Exercise directions:
Your answer should consist of the lines in the following data that contain "title".

———

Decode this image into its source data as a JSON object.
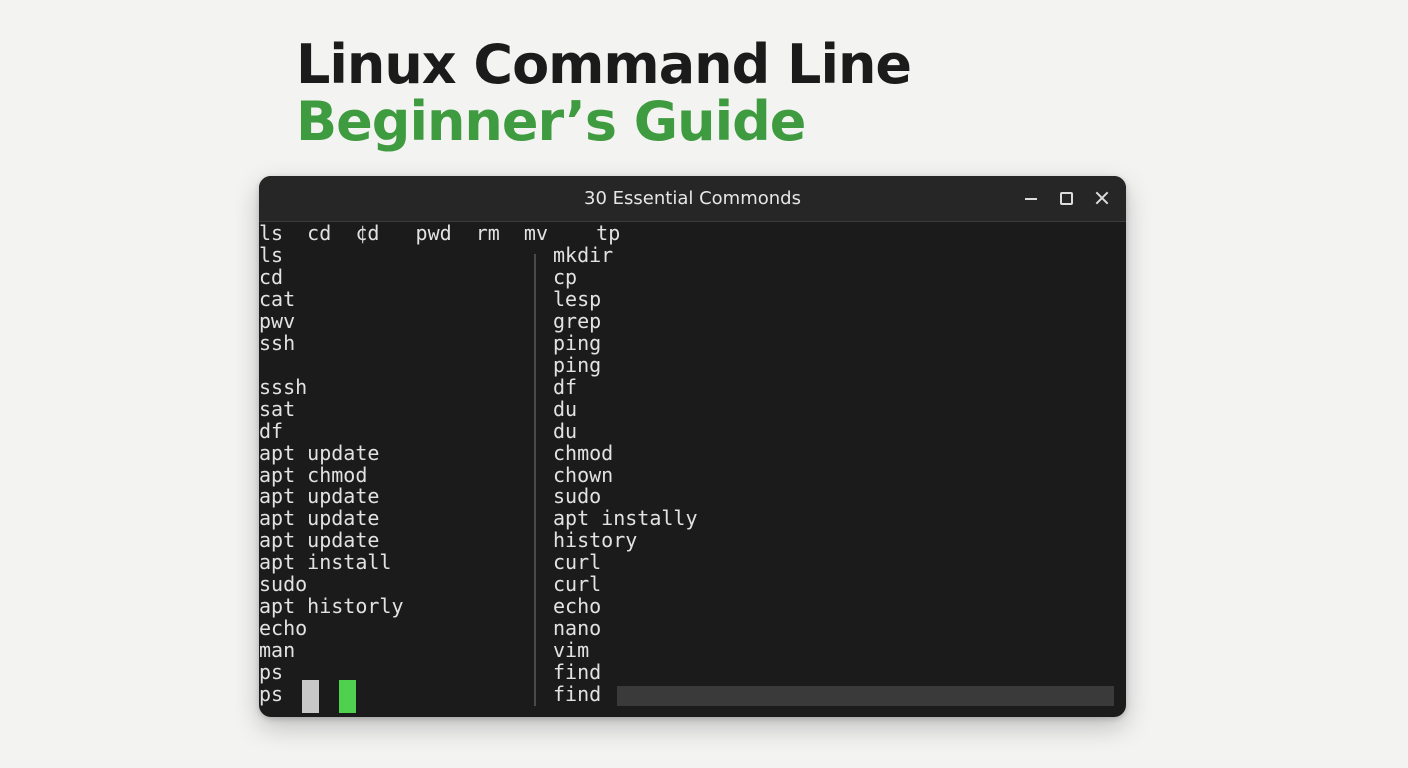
{
  "heading": {
    "line1": "Linux Command Line",
    "line2": "Beginner’s Guide"
  },
  "colors": {
    "heading_dark": "#1b1b1b",
    "heading_accent": "#3f9b3f",
    "terminal_bg": "#1b1b1b",
    "cursor_green": "#4fd14f",
    "cursor_gray": "#c8c8c8"
  },
  "window": {
    "title": "30 Essential Commonds",
    "controls": [
      "minimize-icon",
      "maximize-icon",
      "close-icon"
    ]
  },
  "terminal": {
    "header_line": "ls  cd  ¢d   pwd  rm  mv    tp",
    "left_lines": [
      "ls",
      "cd",
      "cat",
      "pwv",
      "ssh",
      "",
      "sssh",
      "sat",
      "df",
      "apt update",
      "apt chmod",
      "apt update",
      "apt update",
      "apt update",
      "apt install",
      "sudo",
      "apt historly",
      "echo",
      "man",
      "ps",
      "ps"
    ],
    "right_lines": [
      "mkdir",
      "cp",
      "lesp",
      "grep",
      "ping",
      "ping",
      "df",
      "du",
      "du",
      "chmod",
      "chown",
      "sudo",
      "apt instally",
      "history",
      "curl",
      "curl",
      "echo",
      "nano",
      "vim",
      "find",
      "find"
    ]
  }
}
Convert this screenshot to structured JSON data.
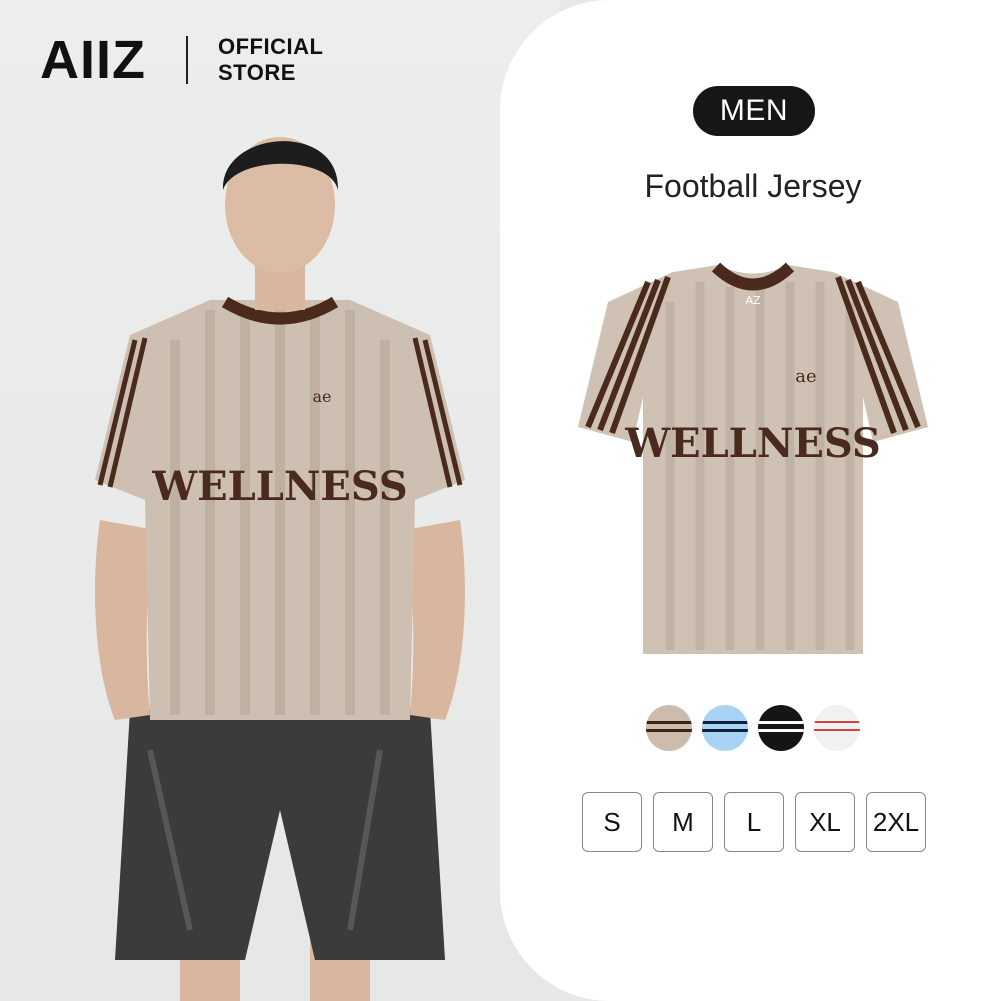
{
  "brand": {
    "logo_text": "AIIZ",
    "store_line1": "OFFICIAL",
    "store_line2": "STORE"
  },
  "product": {
    "category": "MEN",
    "name": "Football Jersey",
    "print_text": "WELLNESS",
    "monogram": "ae",
    "collar_logo": "AZ"
  },
  "colors": {
    "beige": "#cfc1b3",
    "brown": "#4a2a1c",
    "swatches": [
      {
        "name": "beige",
        "base": "#cdbcae",
        "stripe": "#3d2418"
      },
      {
        "name": "light-blue",
        "base": "#a9d3f5",
        "stripe": "#10203a"
      },
      {
        "name": "black",
        "base": "#151515",
        "stripe": "#ffffff"
      },
      {
        "name": "white",
        "base": "#f1f1f1",
        "stripe": "#d2453a"
      }
    ]
  },
  "sizes": [
    "S",
    "M",
    "L",
    "XL",
    "2XL"
  ]
}
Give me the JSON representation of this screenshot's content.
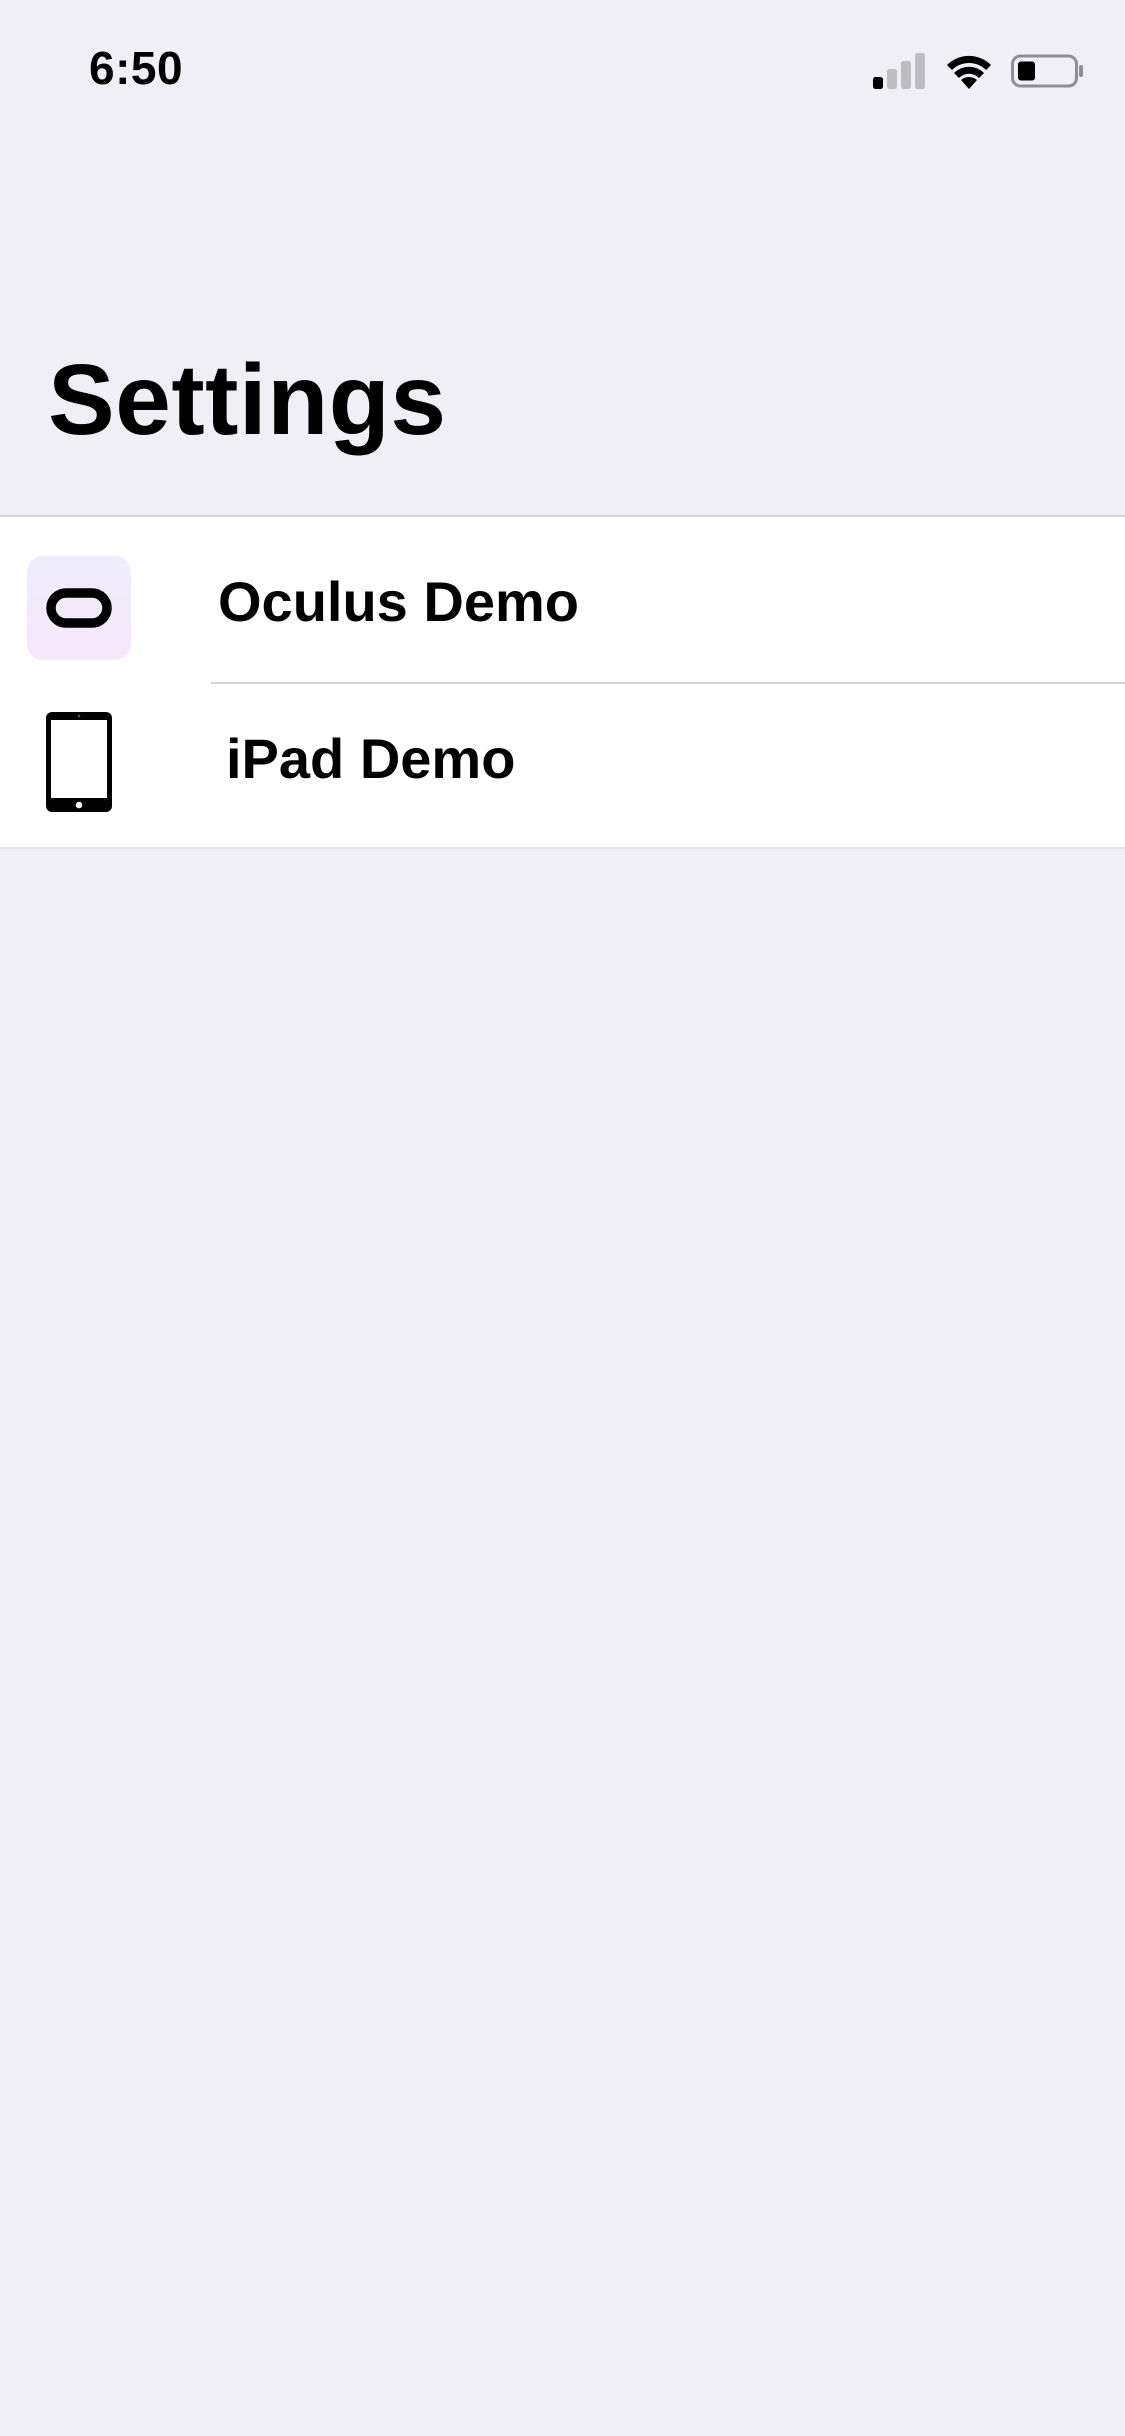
{
  "status_bar": {
    "time": "6:50",
    "icons": [
      "cellular-signal-icon",
      "wifi-icon",
      "battery-icon"
    ]
  },
  "header": {
    "title": "Settings"
  },
  "settings_list": {
    "items": [
      {
        "label": "Oculus Demo",
        "icon": "oculus-headset-icon"
      },
      {
        "label": "iPad Demo",
        "icon": "ipad-icon"
      }
    ]
  },
  "colors": {
    "background": "#f0eff5",
    "list_background": "#ffffff",
    "separator": "#d6d6da",
    "text": "#000000"
  }
}
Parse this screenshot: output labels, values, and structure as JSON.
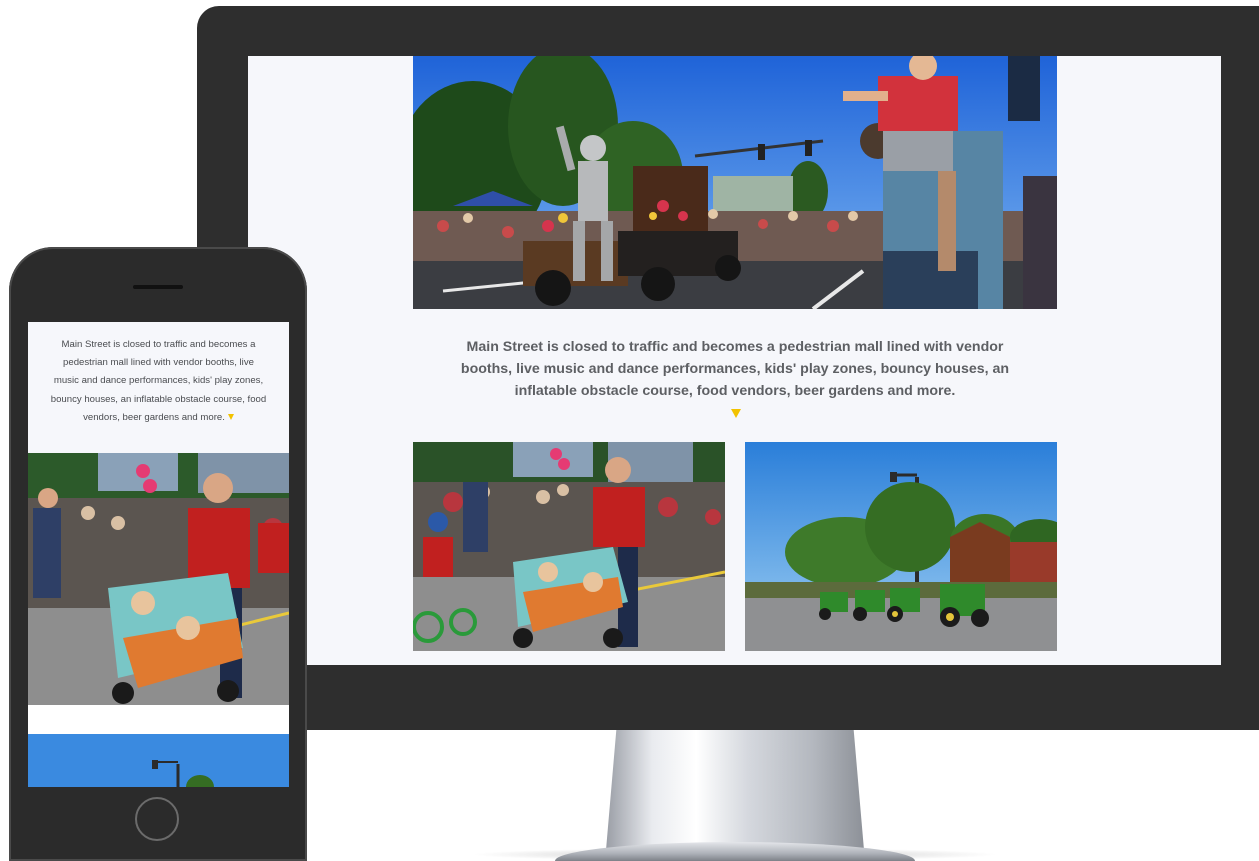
{
  "description_text": "Main Street is closed to traffic and becomes a pedestrian mall lined with vendor booths, live music and dance performances, kids' play zones, bouncy houses, an inflatable obstacle course, food vendors, beer gardens and more.",
  "colors": {
    "accent_arrow": "#f2c200",
    "screen_background": "#f6f7fb",
    "text_gray": "#5d5f63",
    "device_frame": "#2e2e2e"
  },
  "icons": {
    "scroll_indicator": "down-triangle-icon"
  }
}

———

The answer:
    "title": "30 Essential Commonds",
    "title": "Settings"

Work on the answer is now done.